p=relpoint(gbot,pathfrac[i]);
q=relpoint(gtop,pathfrac[i]);
drawEll(p,q,fillpen[i%fillpen.length],drawpen[i%drawpen.length]);
label("$dS_{"+string(i)+"}$",q,NW);
}


To get el.pdf run asy -f pdf el.asy .

Run with xelatex or latex->dvips->ps2pdf. Needs an up-to-date version of pstricks.tex. It knows \psellipseAB which simplifies things for the user:

\documentclass[border=10pt,pstricks]{standalone}
\usepackage{pst-node}
\begin{document}

\begin{pspicture}[showgrid=false](7,7)%% showgrid=true
\pnodes{a}(1,0)(2.3,2)(5.2,2.5)(6.25,3)(7,5)
\pnodes{b}(0,1)(1.7,3)(4.75,4)(5.5,5)(6,7)
\pscurve[arrowscale=2,linewidth=1.2pt]{->}(a0)(a1)(a2)(a3)(a4)
\pscurve[arrowscale=2,linewidth=1.2pt]{->}(b0)(b1)(b2)(b3)(b4)
\psellipseAB(a0)(b0){0.1}
\psellipseAB[fillcolor=red!40,fillstyle=solid](a1)(b1){0.15}
\psellipseAB(a2)(b2){0.2}
\psellipseAB[fillcolor=blue!40,fillstyle=solid](a3)(b3){0.25}
\uput[135](b1){$dS_1$}\uput[135](b2){$dS_2$}
\end{pspicture}

\end{document}


Here's a simple approach in plain Metapost using the convenient direction .. of .. construction.

To get an ellipse I've used fullcircle xscaled xx yscaled yy, and I've exploited the fact that there are 8 points on its path (with point 0 at 3 o'clock and point 4 at 9 o'clock). I have defined four ellipses, but two of them are left invisible.
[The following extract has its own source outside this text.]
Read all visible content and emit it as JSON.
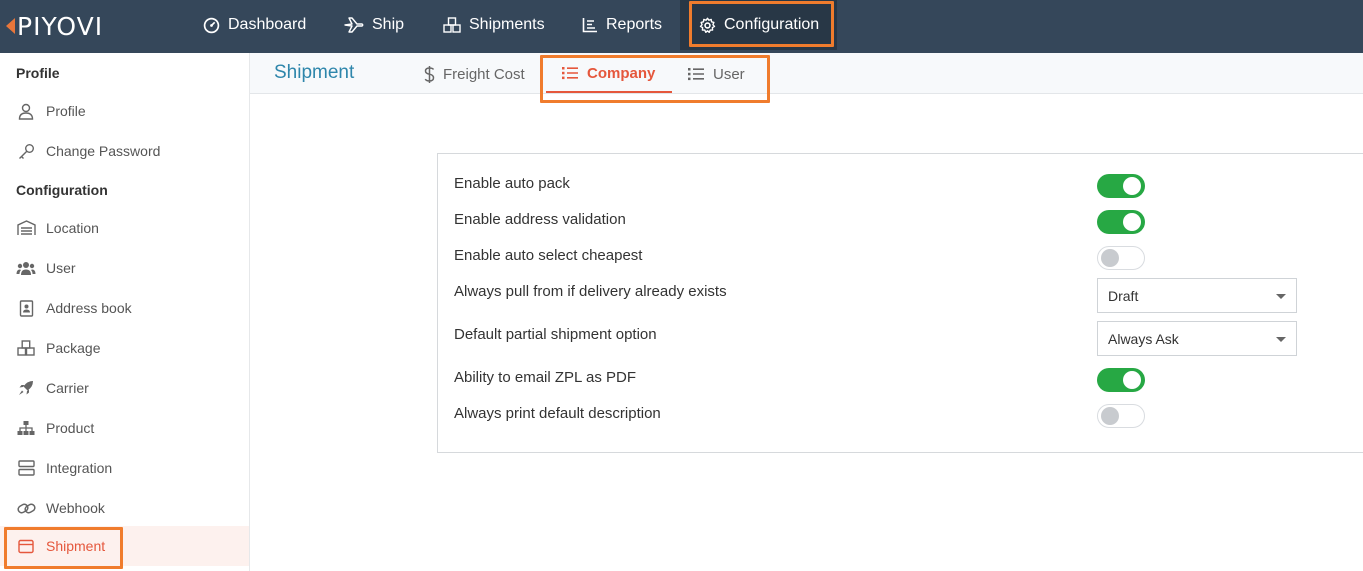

prologues := 3;
outputtemplate := "%j%c.eps";

beginfig(1);

u := 1mm;

path ds[];
ds1 = fullcircle xscaled 5u yscaled u rotated -50;
ds2 = ds1 scaled 1.4 rotated -5 shifted (20u,9u);
ds0 = ds1 scaled 0.9 shifted (-10u,-10u);
ds3 = ds1 scaled 1.5 rotated 10 shifted (32u,28u);

% draw only the two we want visible
draw ds1; draw ds2;

% draw arrows tangent to extremes of the ellipses
drawarrow point 0 of ds0 for i=1 upto 3: .. { direction 0 of ds[i] } point 0 of ds[i] endfor;
drawarrow point 4 of ds0 for i=1 upto 3: .. { direction 0 of ds[i] } point 4 of ds[i] endfor;

label.ulft(btex $dS_1$ etex, point 4 of ds1);
label.ulft(btex $dS_2$ etex, point 4 of ds2);

endfig;
end.